Segment Open

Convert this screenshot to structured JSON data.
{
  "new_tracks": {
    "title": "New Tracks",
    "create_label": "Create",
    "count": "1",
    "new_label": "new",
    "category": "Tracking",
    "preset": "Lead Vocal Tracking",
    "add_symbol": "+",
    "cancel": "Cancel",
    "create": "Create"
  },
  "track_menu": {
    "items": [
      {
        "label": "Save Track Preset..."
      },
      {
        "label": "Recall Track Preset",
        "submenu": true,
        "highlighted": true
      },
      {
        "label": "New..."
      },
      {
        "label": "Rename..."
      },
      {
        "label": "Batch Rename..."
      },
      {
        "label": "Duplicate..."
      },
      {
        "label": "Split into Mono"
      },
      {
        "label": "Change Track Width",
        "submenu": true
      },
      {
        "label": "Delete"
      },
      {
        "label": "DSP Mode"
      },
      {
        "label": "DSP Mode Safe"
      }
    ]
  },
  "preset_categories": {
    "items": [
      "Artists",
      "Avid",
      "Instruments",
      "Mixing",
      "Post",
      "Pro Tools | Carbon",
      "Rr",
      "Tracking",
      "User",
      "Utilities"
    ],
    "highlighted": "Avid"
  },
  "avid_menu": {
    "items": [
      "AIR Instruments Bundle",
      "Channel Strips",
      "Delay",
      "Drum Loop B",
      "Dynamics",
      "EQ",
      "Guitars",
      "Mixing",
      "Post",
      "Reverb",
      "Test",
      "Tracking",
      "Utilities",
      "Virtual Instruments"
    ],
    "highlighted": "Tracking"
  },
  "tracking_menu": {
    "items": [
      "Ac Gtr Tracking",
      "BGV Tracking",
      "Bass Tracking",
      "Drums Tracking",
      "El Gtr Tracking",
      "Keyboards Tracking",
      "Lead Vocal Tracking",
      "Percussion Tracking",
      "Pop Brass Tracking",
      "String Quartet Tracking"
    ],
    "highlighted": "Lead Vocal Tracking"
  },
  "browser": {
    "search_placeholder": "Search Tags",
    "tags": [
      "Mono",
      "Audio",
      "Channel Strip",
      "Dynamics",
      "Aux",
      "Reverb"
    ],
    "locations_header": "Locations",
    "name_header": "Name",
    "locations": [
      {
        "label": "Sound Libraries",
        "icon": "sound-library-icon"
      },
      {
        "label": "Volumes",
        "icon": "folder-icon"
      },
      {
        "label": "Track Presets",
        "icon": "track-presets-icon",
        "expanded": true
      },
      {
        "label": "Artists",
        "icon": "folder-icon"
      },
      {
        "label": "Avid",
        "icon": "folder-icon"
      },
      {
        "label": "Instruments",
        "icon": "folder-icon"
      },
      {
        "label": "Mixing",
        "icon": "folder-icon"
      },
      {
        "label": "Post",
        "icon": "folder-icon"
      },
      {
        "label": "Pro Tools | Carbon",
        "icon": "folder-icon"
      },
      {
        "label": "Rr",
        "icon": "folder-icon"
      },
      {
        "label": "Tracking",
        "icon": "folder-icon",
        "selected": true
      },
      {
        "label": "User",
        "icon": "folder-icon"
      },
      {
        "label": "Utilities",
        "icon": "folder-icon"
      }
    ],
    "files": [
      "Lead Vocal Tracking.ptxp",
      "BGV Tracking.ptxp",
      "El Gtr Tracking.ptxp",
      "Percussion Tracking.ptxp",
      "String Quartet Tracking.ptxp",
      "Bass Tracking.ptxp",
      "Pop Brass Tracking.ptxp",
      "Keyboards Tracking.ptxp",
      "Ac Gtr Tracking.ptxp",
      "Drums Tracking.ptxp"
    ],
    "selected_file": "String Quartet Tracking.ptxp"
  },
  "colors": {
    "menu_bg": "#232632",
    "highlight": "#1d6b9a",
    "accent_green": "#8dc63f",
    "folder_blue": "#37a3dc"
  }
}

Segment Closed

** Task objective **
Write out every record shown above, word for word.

** Written reply **
Convert this screenshot to structured JSON data.
{
  "new_tracks": {
    "title": "New Tracks",
    "create_label": "Create",
    "count": "1",
    "new_label": "new",
    "category": "Tracking",
    "preset": "Lead Vocal Tracking",
    "add_symbol": "+",
    "cancel": "Cancel",
    "create": "Create"
  },
  "track_menu": {
    "items": [
      {
        "label": "Save Track Preset..."
      },
      {
        "label": "Recall Track Preset",
        "submenu": true,
        "highlighted": true
      },
      {
        "label": "New..."
      },
      {
        "label": "Rename..."
      },
      {
        "label": "Batch Rename..."
      },
      {
        "label": "Duplicate..."
      },
      {
        "label": "Split into Mono"
      },
      {
        "label": "Change Track Width",
        "submenu": true
      },
      {
        "label": "Delete"
      },
      {
        "label": "DSP Mode"
      },
      {
        "label": "DSP Mode Safe"
      }
    ]
  },
  "preset_categories": {
    "items": [
      "Artists",
      "Avid",
      "Instruments",
      "Mixing",
      "Post",
      "Pro Tools | Carbon",
      "Rr",
      "Tracking",
      "User",
      "Utilities"
    ],
    "highlighted": "Avid"
  },
  "avid_menu": {
    "items": [
      "AIR Instruments Bundle",
      "Channel Strips",
      "Delay",
      "Drum Loop B",
      "Dynamics",
      "EQ",
      "Guitars",
      "Mixing",
      "Post",
      "Reverb",
      "Test",
      "Tracking",
      "Utilities",
      "Virtual Instruments"
    ],
    "highlighted": "Tracking"
  },
  "tracking_menu": {
    "items": [
      "Ac Gtr Tracking",
      "BGV Tracking",
      "Bass Tracking",
      "Drums Tracking",
      "El Gtr Tracking",
      "Keyboards Tracking",
      "Lead Vocal Tracking",
      "Percussion Tracking",
      "Pop Brass Tracking",
      "String Quartet Tracking"
    ],
    "highlighted": "Lead Vocal Tracking"
  },
  "browser": {
    "search_placeholder": "Search Tags",
    "tags": [
      "Mono",
      "Audio",
      "Channel Strip",
      "Dynamics",
      "Aux",
      "Reverb"
    ],
    "locations_header": "Locations",
    "name_header": "Name",
    "locations": [
      {
        "label": "Sound Libraries",
        "icon": "sound-library-icon"
      },
      {
        "label": "Volumes",
        "icon": "folder-icon"
      },
      {
        "label": "Track Presets",
        "icon": "track-presets-icon",
        "expanded": true
      },
      {
        "label": "Artists",
        "icon": "folder-icon"
      },
      {
        "label": "Avid",
        "icon": "folder-icon"
      },
      {
        "label": "Instruments",
        "icon": "folder-icon"
      },
      {
        "label": "Mixing",
        "icon": "folder-icon"
      },
      {
        "label": "Post",
        "icon": "folder-icon"
      },
      {
        "label": "Pro Tools | Carbon",
        "icon": "folder-icon"
      },
      {
        "label": "Rr",
        "icon": "folder-icon"
      },
      {
        "label": "Tracking",
        "icon": "folder-icon",
        "selected": true
      },
      {
        "label": "User",
        "icon": "folder-icon"
      },
      {
        "label": "Utilities",
        "icon": "folder-icon"
      }
    ],
    "files": [
      "Lead Vocal Tracking.ptxp",
      "BGV Tracking.ptxp",
      "El Gtr Tracking.ptxp",
      "Percussion Tracking.ptxp",
      "String Quartet Tracking.ptxp",
      "Bass Tracking.ptxp",
      "Pop Brass Tracking.ptxp",
      "Keyboards Tracking.ptxp",
      "Ac Gtr Tracking.ptxp",
      "Drums Tracking.ptxp"
    ],
    "selected_file": "String Quartet Tracking.ptxp"
  },
  "colors": {
    "menu_bg": "#232632",
    "highlight": "#1d6b9a",
    "accent_green": "#8dc63f",
    "folder_blue": "#37a3dc"
  }
}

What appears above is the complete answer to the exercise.